** YOUR OBJECTIVE **
Write the records out once more, exactly as they are given.

** Items from an interface collection **
-------

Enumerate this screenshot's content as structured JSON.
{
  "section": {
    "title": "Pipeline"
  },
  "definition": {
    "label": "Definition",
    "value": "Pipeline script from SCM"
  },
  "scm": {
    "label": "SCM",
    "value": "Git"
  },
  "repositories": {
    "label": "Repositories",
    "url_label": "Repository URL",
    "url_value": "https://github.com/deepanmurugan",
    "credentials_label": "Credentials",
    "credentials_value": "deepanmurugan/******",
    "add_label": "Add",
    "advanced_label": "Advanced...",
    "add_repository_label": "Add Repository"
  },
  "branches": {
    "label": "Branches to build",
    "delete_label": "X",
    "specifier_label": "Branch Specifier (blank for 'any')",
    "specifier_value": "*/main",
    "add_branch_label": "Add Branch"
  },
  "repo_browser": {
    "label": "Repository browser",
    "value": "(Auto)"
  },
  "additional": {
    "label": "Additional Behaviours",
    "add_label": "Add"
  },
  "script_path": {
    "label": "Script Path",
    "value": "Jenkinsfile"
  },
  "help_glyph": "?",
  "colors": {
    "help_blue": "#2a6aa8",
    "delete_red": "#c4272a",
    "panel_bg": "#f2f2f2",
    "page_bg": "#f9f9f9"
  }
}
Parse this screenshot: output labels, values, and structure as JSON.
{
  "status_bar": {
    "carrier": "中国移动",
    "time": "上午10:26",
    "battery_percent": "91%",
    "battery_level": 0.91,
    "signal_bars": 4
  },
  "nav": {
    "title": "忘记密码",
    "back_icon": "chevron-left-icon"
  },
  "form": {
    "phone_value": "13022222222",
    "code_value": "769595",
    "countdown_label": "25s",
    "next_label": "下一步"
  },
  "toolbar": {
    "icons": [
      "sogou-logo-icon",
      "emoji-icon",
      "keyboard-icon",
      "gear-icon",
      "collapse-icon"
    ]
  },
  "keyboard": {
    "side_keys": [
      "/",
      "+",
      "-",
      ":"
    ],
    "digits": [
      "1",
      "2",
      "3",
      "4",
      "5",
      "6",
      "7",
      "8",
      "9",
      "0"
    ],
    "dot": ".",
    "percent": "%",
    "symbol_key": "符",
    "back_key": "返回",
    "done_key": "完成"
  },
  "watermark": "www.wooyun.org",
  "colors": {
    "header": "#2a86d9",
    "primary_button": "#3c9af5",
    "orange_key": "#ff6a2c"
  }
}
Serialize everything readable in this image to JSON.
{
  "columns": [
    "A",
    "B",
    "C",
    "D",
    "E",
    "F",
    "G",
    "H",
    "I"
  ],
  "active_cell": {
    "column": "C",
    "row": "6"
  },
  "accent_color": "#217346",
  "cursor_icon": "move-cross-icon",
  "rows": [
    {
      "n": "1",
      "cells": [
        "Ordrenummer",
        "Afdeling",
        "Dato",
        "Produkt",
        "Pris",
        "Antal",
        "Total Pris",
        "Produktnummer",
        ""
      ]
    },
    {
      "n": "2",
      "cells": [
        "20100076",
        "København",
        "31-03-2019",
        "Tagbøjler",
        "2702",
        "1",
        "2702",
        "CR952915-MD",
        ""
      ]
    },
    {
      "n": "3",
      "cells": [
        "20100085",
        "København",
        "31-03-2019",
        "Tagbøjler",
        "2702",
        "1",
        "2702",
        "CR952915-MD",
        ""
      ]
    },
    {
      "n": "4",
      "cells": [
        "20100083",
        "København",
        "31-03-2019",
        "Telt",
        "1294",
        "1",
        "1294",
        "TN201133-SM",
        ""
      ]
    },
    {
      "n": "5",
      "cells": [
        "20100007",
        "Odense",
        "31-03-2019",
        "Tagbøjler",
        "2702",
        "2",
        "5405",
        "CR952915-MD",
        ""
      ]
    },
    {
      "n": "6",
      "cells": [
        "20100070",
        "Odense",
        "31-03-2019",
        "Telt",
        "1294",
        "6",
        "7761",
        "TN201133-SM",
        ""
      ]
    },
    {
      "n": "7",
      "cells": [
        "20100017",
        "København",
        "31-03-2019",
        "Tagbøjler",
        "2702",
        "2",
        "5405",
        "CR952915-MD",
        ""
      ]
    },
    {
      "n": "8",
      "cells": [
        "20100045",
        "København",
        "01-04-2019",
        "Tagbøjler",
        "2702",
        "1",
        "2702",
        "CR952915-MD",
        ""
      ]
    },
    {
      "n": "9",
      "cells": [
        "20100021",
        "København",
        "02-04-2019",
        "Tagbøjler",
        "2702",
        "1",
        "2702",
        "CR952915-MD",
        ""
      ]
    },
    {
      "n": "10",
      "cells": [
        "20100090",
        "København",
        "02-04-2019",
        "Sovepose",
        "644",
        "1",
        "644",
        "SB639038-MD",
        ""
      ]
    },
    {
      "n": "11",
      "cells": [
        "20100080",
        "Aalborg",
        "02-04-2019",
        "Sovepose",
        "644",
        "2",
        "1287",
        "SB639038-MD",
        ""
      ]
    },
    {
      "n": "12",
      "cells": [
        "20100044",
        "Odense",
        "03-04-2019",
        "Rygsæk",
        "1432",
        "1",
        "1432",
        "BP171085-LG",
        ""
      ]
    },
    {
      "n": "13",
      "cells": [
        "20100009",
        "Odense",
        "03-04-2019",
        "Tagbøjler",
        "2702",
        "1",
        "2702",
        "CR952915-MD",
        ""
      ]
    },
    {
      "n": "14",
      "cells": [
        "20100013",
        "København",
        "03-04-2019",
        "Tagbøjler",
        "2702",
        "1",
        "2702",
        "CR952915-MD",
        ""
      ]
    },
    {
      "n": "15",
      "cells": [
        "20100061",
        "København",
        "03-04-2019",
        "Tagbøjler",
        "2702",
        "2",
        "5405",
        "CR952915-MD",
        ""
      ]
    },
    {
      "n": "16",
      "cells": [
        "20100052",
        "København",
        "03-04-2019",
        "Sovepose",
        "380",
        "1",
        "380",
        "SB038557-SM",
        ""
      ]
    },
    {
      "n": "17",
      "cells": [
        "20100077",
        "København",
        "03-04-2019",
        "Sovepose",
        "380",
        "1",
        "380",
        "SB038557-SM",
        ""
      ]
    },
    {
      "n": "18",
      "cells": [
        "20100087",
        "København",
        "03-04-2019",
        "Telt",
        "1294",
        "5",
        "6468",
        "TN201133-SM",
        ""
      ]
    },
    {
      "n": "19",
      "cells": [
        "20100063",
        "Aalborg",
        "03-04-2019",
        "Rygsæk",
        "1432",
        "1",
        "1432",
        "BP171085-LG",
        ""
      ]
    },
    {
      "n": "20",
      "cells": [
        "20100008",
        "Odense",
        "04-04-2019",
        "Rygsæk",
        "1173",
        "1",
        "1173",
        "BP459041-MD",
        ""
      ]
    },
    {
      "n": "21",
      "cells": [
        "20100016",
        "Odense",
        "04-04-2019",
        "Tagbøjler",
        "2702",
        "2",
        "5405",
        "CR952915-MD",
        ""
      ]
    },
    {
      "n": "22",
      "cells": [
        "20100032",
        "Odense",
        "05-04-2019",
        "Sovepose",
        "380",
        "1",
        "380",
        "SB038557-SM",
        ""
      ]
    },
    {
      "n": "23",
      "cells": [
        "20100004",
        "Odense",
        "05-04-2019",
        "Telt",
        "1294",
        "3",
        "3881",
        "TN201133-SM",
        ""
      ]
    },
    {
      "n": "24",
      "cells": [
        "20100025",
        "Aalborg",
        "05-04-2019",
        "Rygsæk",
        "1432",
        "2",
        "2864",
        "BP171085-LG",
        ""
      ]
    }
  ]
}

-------

** REPLY **
Enumerate this screenshot's content as structured JSON.
{
  "section": {
    "title": "Pipeline"
  },
  "definition": {
    "label": "Definition",
    "value": "Pipeline script from SCM"
  },
  "scm": {
    "label": "SCM",
    "value": "Git"
  },
  "repositories": {
    "label": "Repositories",
    "url_label": "Repository URL",
    "url_value": "https://github.com/deepanmurugan",
    "credentials_label": "Credentials",
    "credentials_value": "deepanmurugan/******",
    "add_label": "Add",
    "advanced_label": "Advanced...",
    "add_repository_label": "Add Repository"
  },
  "branches": {
    "label": "Branches to build",
    "delete_label": "X",
    "specifier_label": "Branch Specifier (blank for 'any')",
    "specifier_value": "*/main",
    "add_branch_label": "Add Branch"
  },
  "repo_browser": {
    "label": "Repository browser",
    "value": "(Auto)"
  },
  "additional": {
    "label": "Additional Behaviours",
    "add_label": "Add"
  },
  "script_path": {
    "label": "Script Path",
    "value": "Jenkinsfile"
  },
  "help_glyph": "?",
  "colors": {
    "help_blue": "#2a6aa8",
    "delete_red": "#c4272a",
    "panel_bg": "#f2f2f2",
    "page_bg": "#f9f9f9"
  }
}
Parse this screenshot: output labels, values, and structure as JSON.
{
  "status_bar": {
    "carrier": "中国移动",
    "time": "上午10:26",
    "battery_percent": "91%",
    "battery_level": 0.91,
    "signal_bars": 4
  },
  "nav": {
    "title": "忘记密码",
    "back_icon": "chevron-left-icon"
  },
  "form": {
    "phone_value": "13022222222",
    "code_value": "769595",
    "countdown_label": "25s",
    "next_label": "下一步"
  },
  "toolbar": {
    "icons": [
      "sogou-logo-icon",
      "emoji-icon",
      "keyboard-icon",
      "gear-icon",
      "collapse-icon"
    ]
  },
  "keyboard": {
    "side_keys": [
      "/",
      "+",
      "-",
      ":"
    ],
    "digits": [
      "1",
      "2",
      "3",
      "4",
      "5",
      "6",
      "7",
      "8",
      "9",
      "0"
    ],
    "dot": ".",
    "percent": "%",
    "symbol_key": "符",
    "back_key": "返回",
    "done_key": "完成"
  },
  "watermark": "www.wooyun.org",
  "colors": {
    "header": "#2a86d9",
    "primary_button": "#3c9af5",
    "orange_key": "#ff6a2c"
  }
}
Serialize everything readable in this image to JSON.
{
  "columns": [
    "A",
    "B",
    "C",
    "D",
    "E",
    "F",
    "G",
    "H",
    "I"
  ],
  "active_cell": {
    "column": "C",
    "row": "6"
  },
  "accent_color": "#217346",
  "cursor_icon": "move-cross-icon",
  "rows": [
    {
      "n": "1",
      "cells": [
        "Ordrenummer",
        "Afdeling",
        "Dato",
        "Produkt",
        "Pris",
        "Antal",
        "Total Pris",
        "Produktnummer",
        ""
      ]
    },
    {
      "n": "2",
      "cells": [
        "20100076",
        "København",
        "31-03-2019",
        "Tagbøjler",
        "2702",
        "1",
        "2702",
        "CR952915-MD",
        ""
      ]
    },
    {
      "n": "3",
      "cells": [
        "20100085",
        "København",
        "31-03-2019",
        "Tagbøjler",
        "2702",
        "1",
        "2702",
        "CR952915-MD",
        ""
      ]
    },
    {
      "n": "4",
      "cells": [
        "20100083",
        "København",
        "31-03-2019",
        "Telt",
        "1294",
        "1",
        "1294",
        "TN201133-SM",
        ""
      ]
    },
    {
      "n": "5",
      "cells": [
        "20100007",
        "Odense",
        "31-03-2019",
        "Tagbøjler",
        "2702",
        "2",
        "5405",
        "CR952915-MD",
        ""
      ]
    },
    {
      "n": "6",
      "cells": [
        "20100070",
        "Odense",
        "31-03-2019",
        "Telt",
        "1294",
        "6",
        "7761",
        "TN201133-SM",
        ""
      ]
    },
    {
      "n": "7",
      "cells": [
        "20100017",
        "København",
        "31-03-2019",
        "Tagbøjler",
        "2702",
        "2",
        "5405",
        "CR952915-MD",
        ""
      ]
    },
    {
      "n": "8",
      "cells": [
        "20100045",
        "København",
        "01-04-2019",
        "Tagbøjler",
        "2702",
        "1",
        "2702",
        "CR952915-MD",
        ""
      ]
    },
    {
      "n": "9",
      "cells": [
        "20100021",
        "København",
        "02-04-2019",
        "Tagbøjler",
        "2702",
        "1",
        "2702",
        "CR952915-MD",
        ""
      ]
    },
    {
      "n": "10",
      "cells": [
        "20100090",
        "København",
        "02-04-2019",
        "Sovepose",
        "644",
        "1",
        "644",
        "SB639038-MD",
        ""
      ]
    },
    {
      "n": "11",
      "cells": [
        "20100080",
        "Aalborg",
        "02-04-2019",
        "Sovepose",
        "644",
        "2",
        "1287",
        "SB639038-MD",
        ""
      ]
    },
    {
      "n": "12",
      "cells": [
        "20100044",
        "Odense",
        "03-04-2019",
        "Rygsæk",
        "1432",
        "1",
        "1432",
        "BP171085-LG",
        ""
      ]
    },
    {
      "n": "13",
      "cells": [
        "20100009",
        "Odense",
        "03-04-2019",
        "Tagbøjler",
        "2702",
        "1",
        "2702",
        "CR952915-MD",
        ""
      ]
    },
    {
      "n": "14",
      "cells": [
        "20100013",
        "København",
        "03-04-2019",
        "Tagbøjler",
        "2702",
        "1",
        "2702",
        "CR952915-MD",
        ""
      ]
    },
    {
      "n": "15",
      "cells": [
        "20100061",
        "København",
        "03-04-2019",
        "Tagbøjler",
        "2702",
        "2",
        "5405",
        "CR952915-MD",
        ""
      ]
    },
    {
      "n": "16",
      "cells": [
        "20100052",
        "København",
        "03-04-2019",
        "Sovepose",
        "380",
        "1",
        "380",
        "SB038557-SM",
        ""
      ]
    },
    {
      "n": "17",
      "cells": [
        "20100077",
        "København",
        "03-04-2019",
        "Sovepose",
        "380",
        "1",
        "380",
        "SB038557-SM",
        ""
      ]
    },
    {
      "n": "18",
      "cells": [
        "20100087",
        "København",
        "03-04-2019",
        "Telt",
        "1294",
        "5",
        "6468",
        "TN201133-SM",
        ""
      ]
    },
    {
      "n": "19",
      "cells": [
        "20100063",
        "Aalborg",
        "03-04-2019",
        "Rygsæk",
        "1432",
        "1",
        "1432",
        "BP171085-LG",
        ""
      ]
    },
    {
      "n": "20",
      "cells": [
        "20100008",
        "Odense",
        "04-04-2019",
        "Rygsæk",
        "1173",
        "1",
        "1173",
        "BP459041-MD",
        ""
      ]
    },
    {
      "n": "21",
      "cells": [
        "20100016",
        "Odense",
        "04-04-2019",
        "Tagbøjler",
        "2702",
        "2",
        "5405",
        "CR952915-MD",
        ""
      ]
    },
    {
      "n": "22",
      "cells": [
        "20100032",
        "Odense",
        "05-04-2019",
        "Sovepose",
        "380",
        "1",
        "380",
        "SB038557-SM",
        ""
      ]
    },
    {
      "n": "23",
      "cells": [
        "20100004",
        "Odense",
        "05-04-2019",
        "Telt",
        "1294",
        "3",
        "3881",
        "TN201133-SM",
        ""
      ]
    },
    {
      "n": "24",
      "cells": [
        "20100025",
        "Aalborg",
        "05-04-2019",
        "Rygsæk",
        "1432",
        "2",
        "2864",
        "BP171085-LG",
        ""
      ]
    }
  ]
}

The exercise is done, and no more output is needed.